That’s the dangerous dream of communism. It has little to do with drab concrete housing blocks, or polluting Trabant cars, or secret KGB agents, or nuclear warheads, or military marches, or mad dictators, or any of the things we usually associate with communism. We can even detach it from any specific vision about who owns the factories or how the eco­nomy is governed.

Real communism, then, in this deeper sense, simply connects to the det­er­mination to do what it takes to bring about a post-capitalist society. By definition, a communist society is that which dialectically flows from, and transcends, capitalist society and in which everyday life is governed and coordinated by another logic than economic capital. This logic must be less cruel and more rational, more in line with human needs and higher stages of inner development. It is a holistic, human­ized version of mod­ernity. Communism, in this deeper and generalized sense, is holis­tic post-­capi­tal­ism—plus the mor­ally driven determ­ination to achi­eve it.

The communists of the 19th and 20th centuries were wrong about a num­ber of issues concerning the dynamics and attractors of modern so­cieties and their economies. And this led to some terrible mis­takes, the worst of which was trying to force institutions into being with­out corr­es­­ponding develop­ments of psy­chology, behavior and culture (see this article on why communism failed); leading to jamm­ed information feedback processes, which in turn led to a fail­ing society, and ultimately to Gulag, surveill­ance, terror and coll­apse.

But some core aspects of communism were not in themselves false, only premature and out-of-context. Thereby I am not saying that bad con­sequen­c­es should be excused on account of good intentions. I am saying that par­tial truths should not be discarded on account of guilt-by-association.

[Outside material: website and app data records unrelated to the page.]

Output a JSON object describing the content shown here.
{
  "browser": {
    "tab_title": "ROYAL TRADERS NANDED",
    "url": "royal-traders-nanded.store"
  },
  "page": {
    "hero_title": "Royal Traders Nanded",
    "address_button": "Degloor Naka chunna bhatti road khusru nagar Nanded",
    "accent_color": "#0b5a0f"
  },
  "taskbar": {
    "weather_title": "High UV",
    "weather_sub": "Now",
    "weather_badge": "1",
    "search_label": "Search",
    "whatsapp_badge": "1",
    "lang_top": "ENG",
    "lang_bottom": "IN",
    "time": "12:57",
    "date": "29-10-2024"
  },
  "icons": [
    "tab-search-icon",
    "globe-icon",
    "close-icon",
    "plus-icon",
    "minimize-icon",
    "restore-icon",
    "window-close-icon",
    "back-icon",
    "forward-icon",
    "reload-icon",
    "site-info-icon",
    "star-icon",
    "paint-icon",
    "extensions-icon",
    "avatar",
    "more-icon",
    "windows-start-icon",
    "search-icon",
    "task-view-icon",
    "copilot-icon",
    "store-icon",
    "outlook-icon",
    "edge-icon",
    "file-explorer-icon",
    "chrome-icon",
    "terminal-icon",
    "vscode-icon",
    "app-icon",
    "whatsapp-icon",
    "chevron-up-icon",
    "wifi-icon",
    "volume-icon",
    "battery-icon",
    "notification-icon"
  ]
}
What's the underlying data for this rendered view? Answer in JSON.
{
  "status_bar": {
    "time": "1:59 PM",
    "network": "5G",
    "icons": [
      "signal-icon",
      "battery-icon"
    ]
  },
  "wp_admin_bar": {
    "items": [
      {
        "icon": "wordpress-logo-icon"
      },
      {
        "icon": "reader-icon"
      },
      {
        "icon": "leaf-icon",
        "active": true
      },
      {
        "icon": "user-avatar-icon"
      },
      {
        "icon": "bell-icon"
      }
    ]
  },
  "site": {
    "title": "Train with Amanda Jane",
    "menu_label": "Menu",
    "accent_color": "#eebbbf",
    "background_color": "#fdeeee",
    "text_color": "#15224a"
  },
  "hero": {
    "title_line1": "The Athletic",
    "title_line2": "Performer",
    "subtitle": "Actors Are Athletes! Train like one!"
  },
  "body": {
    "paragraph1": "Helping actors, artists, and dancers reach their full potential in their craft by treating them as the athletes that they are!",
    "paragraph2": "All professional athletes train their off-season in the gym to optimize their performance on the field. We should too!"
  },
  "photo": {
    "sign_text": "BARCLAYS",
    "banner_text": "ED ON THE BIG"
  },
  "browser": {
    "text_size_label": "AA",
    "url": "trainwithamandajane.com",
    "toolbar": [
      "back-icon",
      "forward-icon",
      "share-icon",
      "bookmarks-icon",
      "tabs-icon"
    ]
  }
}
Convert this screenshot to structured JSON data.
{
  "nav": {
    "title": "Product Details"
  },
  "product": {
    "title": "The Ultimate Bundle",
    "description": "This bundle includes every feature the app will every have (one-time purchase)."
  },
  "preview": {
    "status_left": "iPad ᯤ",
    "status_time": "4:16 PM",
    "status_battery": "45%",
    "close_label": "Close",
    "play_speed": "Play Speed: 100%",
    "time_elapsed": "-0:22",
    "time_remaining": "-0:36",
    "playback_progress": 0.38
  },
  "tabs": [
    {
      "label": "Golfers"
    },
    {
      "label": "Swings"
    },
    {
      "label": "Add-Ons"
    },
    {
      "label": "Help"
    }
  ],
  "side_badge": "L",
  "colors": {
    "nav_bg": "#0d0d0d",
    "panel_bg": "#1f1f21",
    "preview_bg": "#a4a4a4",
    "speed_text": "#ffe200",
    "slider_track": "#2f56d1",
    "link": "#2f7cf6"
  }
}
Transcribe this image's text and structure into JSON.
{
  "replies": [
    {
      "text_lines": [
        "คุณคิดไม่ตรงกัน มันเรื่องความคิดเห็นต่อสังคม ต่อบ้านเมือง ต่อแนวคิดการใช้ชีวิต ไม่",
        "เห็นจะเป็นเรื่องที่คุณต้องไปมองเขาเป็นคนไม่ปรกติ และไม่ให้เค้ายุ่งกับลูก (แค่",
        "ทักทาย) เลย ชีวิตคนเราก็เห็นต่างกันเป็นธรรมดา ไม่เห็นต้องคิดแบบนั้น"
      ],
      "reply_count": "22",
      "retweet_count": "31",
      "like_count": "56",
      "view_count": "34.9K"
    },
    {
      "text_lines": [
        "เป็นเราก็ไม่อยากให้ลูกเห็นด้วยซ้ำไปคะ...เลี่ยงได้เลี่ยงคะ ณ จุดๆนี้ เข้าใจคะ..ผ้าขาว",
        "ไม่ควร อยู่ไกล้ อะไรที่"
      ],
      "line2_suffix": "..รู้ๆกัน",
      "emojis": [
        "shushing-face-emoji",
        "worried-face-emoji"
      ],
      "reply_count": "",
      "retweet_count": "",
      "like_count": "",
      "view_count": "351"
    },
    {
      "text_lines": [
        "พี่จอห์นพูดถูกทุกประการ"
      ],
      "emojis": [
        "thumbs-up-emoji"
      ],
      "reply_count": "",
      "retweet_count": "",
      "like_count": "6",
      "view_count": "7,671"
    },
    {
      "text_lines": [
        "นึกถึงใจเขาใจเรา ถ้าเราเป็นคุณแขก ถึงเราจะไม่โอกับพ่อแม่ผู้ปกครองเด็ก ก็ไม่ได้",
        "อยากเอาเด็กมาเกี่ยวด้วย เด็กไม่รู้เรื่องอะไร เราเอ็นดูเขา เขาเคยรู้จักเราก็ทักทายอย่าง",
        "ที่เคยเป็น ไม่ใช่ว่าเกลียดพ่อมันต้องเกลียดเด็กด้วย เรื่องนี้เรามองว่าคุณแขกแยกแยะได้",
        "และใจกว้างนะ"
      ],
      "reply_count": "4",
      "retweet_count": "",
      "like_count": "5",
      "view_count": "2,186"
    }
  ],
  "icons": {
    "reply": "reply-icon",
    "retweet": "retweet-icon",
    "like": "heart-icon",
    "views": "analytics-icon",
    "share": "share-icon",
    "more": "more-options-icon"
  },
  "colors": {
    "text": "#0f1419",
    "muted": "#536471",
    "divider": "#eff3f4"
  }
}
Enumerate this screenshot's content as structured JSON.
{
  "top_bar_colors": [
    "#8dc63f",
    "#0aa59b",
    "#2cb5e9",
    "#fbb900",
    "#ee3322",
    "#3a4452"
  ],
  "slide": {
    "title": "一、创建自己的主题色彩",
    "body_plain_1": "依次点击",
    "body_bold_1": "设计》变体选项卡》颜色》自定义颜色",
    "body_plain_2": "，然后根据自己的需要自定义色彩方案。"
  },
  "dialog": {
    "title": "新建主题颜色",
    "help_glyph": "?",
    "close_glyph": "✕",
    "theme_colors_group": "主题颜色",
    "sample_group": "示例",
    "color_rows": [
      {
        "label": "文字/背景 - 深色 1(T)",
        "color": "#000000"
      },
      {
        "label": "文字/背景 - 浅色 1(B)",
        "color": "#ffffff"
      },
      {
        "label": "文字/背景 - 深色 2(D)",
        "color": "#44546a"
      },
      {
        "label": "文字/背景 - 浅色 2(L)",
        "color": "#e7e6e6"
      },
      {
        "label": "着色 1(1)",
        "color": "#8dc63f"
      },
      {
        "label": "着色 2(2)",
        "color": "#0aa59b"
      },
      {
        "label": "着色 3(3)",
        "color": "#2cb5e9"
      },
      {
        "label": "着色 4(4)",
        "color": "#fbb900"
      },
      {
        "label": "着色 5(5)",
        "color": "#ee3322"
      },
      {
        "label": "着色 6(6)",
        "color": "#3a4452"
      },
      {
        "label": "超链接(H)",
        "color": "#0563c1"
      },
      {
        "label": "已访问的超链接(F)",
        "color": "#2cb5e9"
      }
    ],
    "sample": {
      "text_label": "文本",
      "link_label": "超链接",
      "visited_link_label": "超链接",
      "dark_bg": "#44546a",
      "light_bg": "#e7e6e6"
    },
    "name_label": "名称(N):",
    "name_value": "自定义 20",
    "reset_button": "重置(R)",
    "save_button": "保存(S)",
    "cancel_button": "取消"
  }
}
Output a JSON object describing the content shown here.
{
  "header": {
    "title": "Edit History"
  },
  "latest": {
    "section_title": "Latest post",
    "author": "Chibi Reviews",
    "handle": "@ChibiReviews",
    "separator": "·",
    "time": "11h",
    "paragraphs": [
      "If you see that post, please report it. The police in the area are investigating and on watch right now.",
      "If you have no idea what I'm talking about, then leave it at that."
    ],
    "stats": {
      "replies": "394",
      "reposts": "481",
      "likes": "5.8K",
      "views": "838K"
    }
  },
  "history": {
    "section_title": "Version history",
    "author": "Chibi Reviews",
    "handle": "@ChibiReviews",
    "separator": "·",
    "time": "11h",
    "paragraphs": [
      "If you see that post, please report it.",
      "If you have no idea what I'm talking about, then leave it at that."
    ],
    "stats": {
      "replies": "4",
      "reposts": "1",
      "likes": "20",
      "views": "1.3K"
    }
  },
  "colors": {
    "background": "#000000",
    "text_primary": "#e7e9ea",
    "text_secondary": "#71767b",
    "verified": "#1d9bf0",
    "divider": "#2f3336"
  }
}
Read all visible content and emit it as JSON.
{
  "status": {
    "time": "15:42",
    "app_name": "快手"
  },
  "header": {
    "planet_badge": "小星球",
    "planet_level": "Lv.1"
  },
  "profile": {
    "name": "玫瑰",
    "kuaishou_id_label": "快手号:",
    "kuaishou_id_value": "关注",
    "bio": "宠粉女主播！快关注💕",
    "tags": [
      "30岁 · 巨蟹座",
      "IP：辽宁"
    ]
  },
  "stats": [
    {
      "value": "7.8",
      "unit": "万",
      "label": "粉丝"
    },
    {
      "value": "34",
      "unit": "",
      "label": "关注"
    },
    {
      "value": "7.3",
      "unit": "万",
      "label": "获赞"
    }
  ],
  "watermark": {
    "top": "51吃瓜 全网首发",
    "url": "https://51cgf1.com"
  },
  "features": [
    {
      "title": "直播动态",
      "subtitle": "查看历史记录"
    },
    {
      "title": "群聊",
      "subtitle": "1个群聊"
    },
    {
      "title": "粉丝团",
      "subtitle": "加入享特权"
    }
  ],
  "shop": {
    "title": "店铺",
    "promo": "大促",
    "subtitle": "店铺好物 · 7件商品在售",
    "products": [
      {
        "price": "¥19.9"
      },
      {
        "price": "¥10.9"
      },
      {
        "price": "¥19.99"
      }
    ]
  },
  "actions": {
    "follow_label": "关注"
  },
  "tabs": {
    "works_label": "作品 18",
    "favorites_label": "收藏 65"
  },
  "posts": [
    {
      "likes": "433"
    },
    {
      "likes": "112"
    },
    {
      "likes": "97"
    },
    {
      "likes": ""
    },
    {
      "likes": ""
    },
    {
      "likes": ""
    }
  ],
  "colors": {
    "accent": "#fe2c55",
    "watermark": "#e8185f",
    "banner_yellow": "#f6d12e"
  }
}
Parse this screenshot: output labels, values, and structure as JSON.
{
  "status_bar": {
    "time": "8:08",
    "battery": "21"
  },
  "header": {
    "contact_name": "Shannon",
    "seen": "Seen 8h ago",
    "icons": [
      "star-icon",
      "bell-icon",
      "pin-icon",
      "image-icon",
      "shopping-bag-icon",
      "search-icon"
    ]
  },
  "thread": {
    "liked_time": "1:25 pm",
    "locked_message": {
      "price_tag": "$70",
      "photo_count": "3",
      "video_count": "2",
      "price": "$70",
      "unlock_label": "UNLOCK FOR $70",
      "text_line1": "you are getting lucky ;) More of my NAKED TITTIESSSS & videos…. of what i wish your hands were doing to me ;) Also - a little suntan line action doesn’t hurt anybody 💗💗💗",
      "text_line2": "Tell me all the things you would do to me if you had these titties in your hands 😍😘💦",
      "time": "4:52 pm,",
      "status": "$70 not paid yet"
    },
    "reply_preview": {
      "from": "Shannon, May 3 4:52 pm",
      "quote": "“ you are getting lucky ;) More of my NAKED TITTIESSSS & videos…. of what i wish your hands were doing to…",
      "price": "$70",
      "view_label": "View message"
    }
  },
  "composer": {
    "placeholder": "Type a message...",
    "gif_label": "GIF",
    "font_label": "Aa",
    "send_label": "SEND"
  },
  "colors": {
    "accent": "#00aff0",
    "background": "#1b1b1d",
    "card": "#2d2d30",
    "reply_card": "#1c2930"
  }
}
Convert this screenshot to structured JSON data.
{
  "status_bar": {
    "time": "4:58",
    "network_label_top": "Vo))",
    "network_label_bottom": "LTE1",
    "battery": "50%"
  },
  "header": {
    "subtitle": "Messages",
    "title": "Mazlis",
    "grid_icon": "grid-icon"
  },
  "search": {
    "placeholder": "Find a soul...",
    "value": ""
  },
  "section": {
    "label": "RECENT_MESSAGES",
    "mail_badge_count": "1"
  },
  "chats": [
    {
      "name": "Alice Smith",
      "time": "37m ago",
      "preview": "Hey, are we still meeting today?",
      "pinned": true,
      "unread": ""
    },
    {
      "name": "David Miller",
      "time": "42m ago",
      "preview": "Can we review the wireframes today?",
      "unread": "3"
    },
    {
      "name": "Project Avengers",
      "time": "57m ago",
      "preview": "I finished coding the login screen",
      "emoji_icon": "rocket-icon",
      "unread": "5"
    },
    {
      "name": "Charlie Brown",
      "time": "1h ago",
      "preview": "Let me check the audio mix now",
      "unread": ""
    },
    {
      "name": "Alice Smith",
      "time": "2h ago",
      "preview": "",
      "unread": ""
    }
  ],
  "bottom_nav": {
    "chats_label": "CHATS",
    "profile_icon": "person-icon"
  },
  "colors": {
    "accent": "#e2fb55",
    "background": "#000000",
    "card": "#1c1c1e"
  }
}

What, then, are the communist truths shared by political metamod­ern­ism? One such aspect is the uncompromising moral determination to change the nat­ure of everyday life. Another is that there is in­deed some­thing that comes after capitalist relations, and that one can align one­self with such an emergence because it rhymes with discernable stages of techno­logical and societal development. A third aspect is that there should be a collect­ively intelligent form of governance based upon a more radical and deeper form of demo­cracy than representative party politics. A fourth one is that there should be a world-centric party (or meta-party) that takes on a transnation­al and even tran­scendental role of trans­forming soc­iety from a global perspec­tive, and that there should be some kind of van­guard who develops and spreads a shared theo­retical and organizational basis for such work. And a fifth, and last one, is that such a process-oriented party should rely upon the dialectics inhe­rent to society in order to guide its development and to gain power.

The Nordic ideology is, obviously, not communism. It may be revol­u­tion­ary, developmental and dialectical—but it is strictly non-violent. It works with other attractor points and it has other goals altogether. It sha­res the solemn vengefulness of communism, its tem­pered indignation: the grit, fire and guts to change a society that simply isn’t good enough, to achi­eve a higher stage of development, and to serve a deeper equ­ality.

Hanzi Freinacht is a political philosopher, historian and sociologist, author of ‘The Listening Society’, ‘Nordic Ideology’ and the upcoming books ‘The 6 Hidden Patterns of History’ and ‘Outcompeting Capitalism’. Much of his time is spent alone in the Swiss Alps. You can follow Hanzi on his facebook profile here, and you can speed up the process of new metamodern content reaching the world by making a donation to Hanzi here.

[i]. This is a posi­tion Marx at least partly revised after the 1871 Paris Commune, when “communard” workers revolted in Paris and held the city for two months before being beaten back.